* _EXERCISE REQUIREMENTS_
Without including any images, set down the records below exactly.

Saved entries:
-.-.-

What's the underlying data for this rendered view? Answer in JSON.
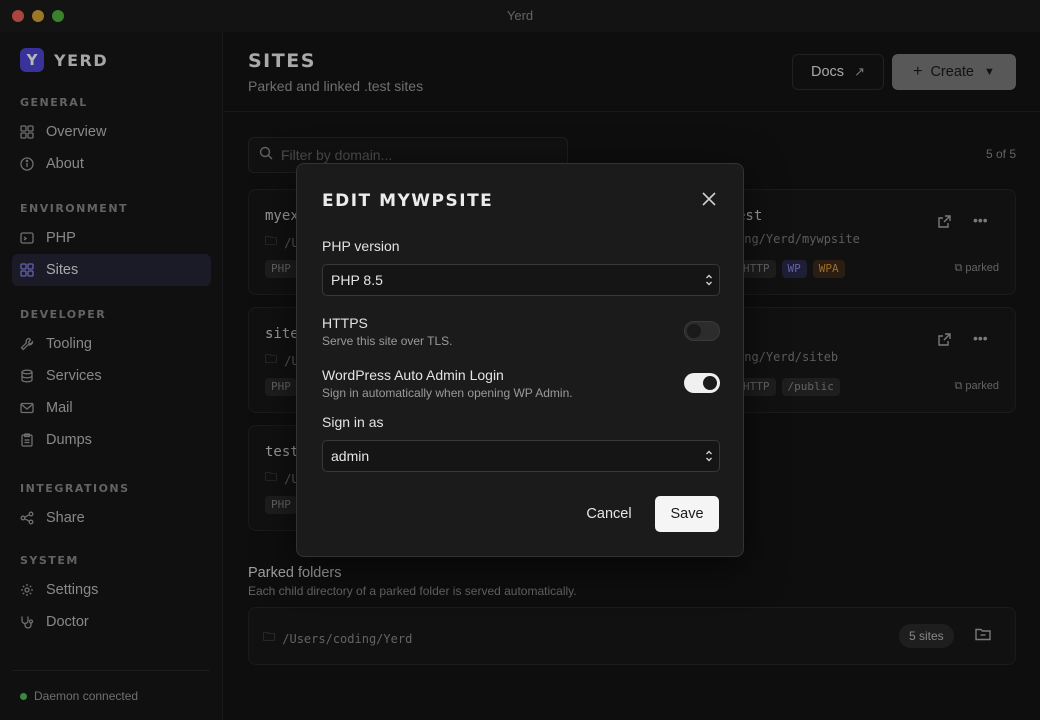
{
  "window": {
    "title": "Yerd"
  },
  "brand": {
    "logo_letter": "Y",
    "name": "Yerd",
    "accent": "#4f46d6"
  },
  "sidebar": {
    "groups": [
      {
        "title": "General",
        "items": [
          {
            "label": "Overview",
            "icon": "grid-icon"
          },
          {
            "label": "About",
            "icon": "info-icon"
          }
        ]
      },
      {
        "title": "Environment",
        "items": [
          {
            "label": "PHP",
            "icon": "code-icon"
          },
          {
            "label": "Sites",
            "icon": "grid-icon",
            "active": true
          }
        ]
      },
      {
        "title": "Developer",
        "items": [
          {
            "label": "Tooling",
            "icon": "wrench-icon"
          },
          {
            "label": "Services",
            "icon": "database-icon"
          },
          {
            "label": "Mail",
            "icon": "mail-icon"
          },
          {
            "label": "Dumps",
            "icon": "clipboard-icon"
          }
        ]
      },
      {
        "title": "Integrations",
        "items": [
          {
            "label": "Share",
            "icon": "share-icon"
          }
        ]
      },
      {
        "title": "System",
        "items": [
          {
            "label": "Settings",
            "icon": "gear-icon"
          },
          {
            "label": "Doctor",
            "icon": "stethoscope-icon"
          }
        ]
      }
    ],
    "status": {
      "label": "Daemon connected",
      "color": "#4ec05e"
    }
  },
  "header": {
    "title": "Sites",
    "subtitle": "Parked and linked .test sites",
    "docs_label": "Docs",
    "create_label": "Create"
  },
  "filter": {
    "placeholder": "Filter by domain...",
    "count": "5 of 5"
  },
  "cards": [
    {
      "name": "myex",
      "path": "/U",
      "tags": [
        "PHP"
      ]
    },
    {
      "name": "site",
      "path": "/U",
      "tags": [
        "PHP"
      ]
    },
    {
      "name": "test",
      "path": "/U",
      "tags": [
        "PHP"
      ]
    },
    {
      "name": "est",
      "path": "ing/Yerd/mywpsite",
      "tags": [
        "HTTP",
        "WP",
        "WPA"
      ],
      "status": "parked"
    },
    {
      "name": "",
      "path": "ing/Yerd/siteb",
      "tags": [
        "HTTP",
        "/public"
      ],
      "status": "parked"
    }
  ],
  "parked": {
    "title": "Parked folders",
    "description": "Each child directory of a parked folder is served automatically.",
    "folder_path": "/Users/coding/Yerd",
    "sites_badge": "5 sites"
  },
  "modal": {
    "title": "Edit mywpsite",
    "php_label": "PHP version",
    "php_value": "PHP 8.5",
    "https_title": "HTTPS",
    "https_desc": "Serve this site over TLS.",
    "https_on": false,
    "wp_title": "WordPress Auto Admin Login",
    "wp_desc": "Sign in automatically when opening WP Admin.",
    "wp_on": true,
    "signin_label": "Sign in as",
    "signin_value": "admin",
    "cancel_label": "Cancel",
    "save_label": "Save"
  }
}
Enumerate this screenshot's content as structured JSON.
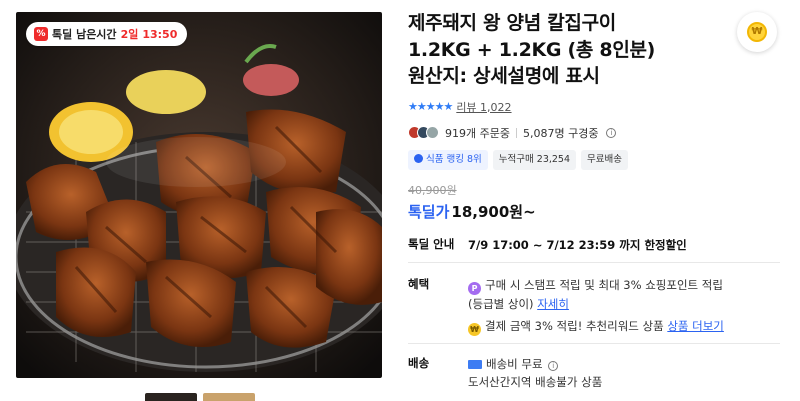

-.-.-

* _RESULT OF THIS EXERCISE_
What's the underlying data for this rendered view? Answer in JSON.
{
  "window": {
    "title": "Yerd"
  },
  "brand": {
    "logo_letter": "Y",
    "name": "Yerd",
    "accent": "#4f46d6"
  },
  "sidebar": {
    "groups": [
      {
        "title": "General",
        "items": [
          {
            "label": "Overview",
            "icon": "grid-icon"
          },
          {
            "label": "About",
            "icon": "info-icon"
          }
        ]
      },
      {
        "title": "Environment",
        "items": [
          {
            "label": "PHP",
            "icon": "code-icon"
          },
          {
            "label": "Sites",
            "icon": "grid-icon",
            "active": true
          }
        ]
      },
      {
        "title": "Developer",
        "items": [
          {
            "label": "Tooling",
            "icon": "wrench-icon"
          },
          {
            "label": "Services",
            "icon": "database-icon"
          },
          {
            "label": "Mail",
            "icon": "mail-icon"
          },
          {
            "label": "Dumps",
            "icon": "clipboard-icon"
          }
        ]
      },
      {
        "title": "Integrations",
        "items": [
          {
            "label": "Share",
            "icon": "share-icon"
          }
        ]
      },
      {
        "title": "System",
        "items": [
          {
            "label": "Settings",
            "icon": "gear-icon"
          },
          {
            "label": "Doctor",
            "icon": "stethoscope-icon"
          }
        ]
      }
    ],
    "status": {
      "label": "Daemon connected",
      "color": "#4ec05e"
    }
  },
  "header": {
    "title": "Sites",
    "subtitle": "Parked and linked .test sites",
    "docs_label": "Docs",
    "create_label": "Create"
  },
  "filter": {
    "placeholder": "Filter by domain...",
    "count": "5 of 5"
  },
  "cards": [
    {
      "name": "myex",
      "path": "/U",
      "tags": [
        "PHP"
      ]
    },
    {
      "name": "site",
      "path": "/U",
      "tags": [
        "PHP"
      ]
    },
    {
      "name": "test",
      "path": "/U",
      "tags": [
        "PHP"
      ]
    },
    {
      "name": "est",
      "path": "ing/Yerd/mywpsite",
      "tags": [
        "HTTP",
        "WP",
        "WPA"
      ],
      "status": "parked"
    },
    {
      "name": "",
      "path": "ing/Yerd/siteb",
      "tags": [
        "HTTP",
        "/public"
      ],
      "status": "parked"
    }
  ],
  "parked": {
    "title": "Parked folders",
    "description": "Each child directory of a parked folder is served automatically.",
    "folder_path": "/Users/coding/Yerd",
    "sites_badge": "5 sites"
  },
  "modal": {
    "title": "Edit mywpsite",
    "php_label": "PHP version",
    "php_value": "PHP 8.5",
    "https_title": "HTTPS",
    "https_desc": "Serve this site over TLS.",
    "https_on": false,
    "wp_title": "WordPress Auto Admin Login",
    "wp_desc": "Sign in automatically when opening WP Admin.",
    "wp_on": true,
    "signin_label": "Sign in as",
    "signin_value": "admin",
    "cancel_label": "Cancel",
    "save_label": "Save"
  }
}
Enumerate this screenshot's content as structured JSON.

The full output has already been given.